### WORK ORDER
Among the entries below, how many lines have the word "name"? Answer only with the number.

### Element data from apps and pages
= Beginning of Section =
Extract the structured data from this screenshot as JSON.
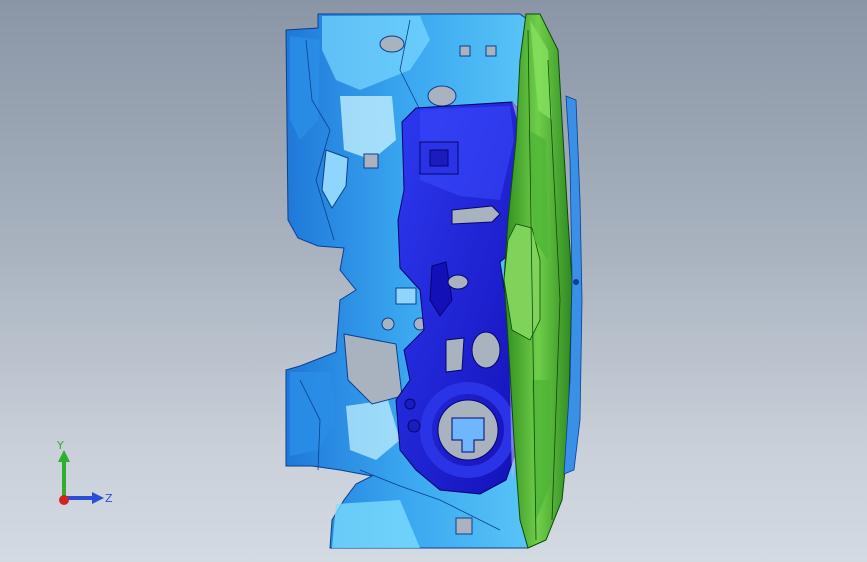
{
  "view": {
    "background_top": "#8a96a6",
    "background_bottom": "#d4dae2"
  },
  "model": {
    "parts": [
      {
        "name": "cyan-casting-body",
        "color": "#3aa7f0",
        "highlight": "#7fe0ff"
      },
      {
        "name": "blue-insert-block",
        "color": "#1b1fd6",
        "highlight": "#4a56ff"
      },
      {
        "name": "green-cover-plate",
        "color": "#3fa82a",
        "highlight": "#7fd35a"
      }
    ]
  },
  "triad": {
    "y_label": "Y",
    "z_label": "Z",
    "y_color": "#2fae2f",
    "z_color": "#2a4fd6",
    "x_color": "#d42020"
  }
}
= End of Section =
### EXERCISE OUTPUT
3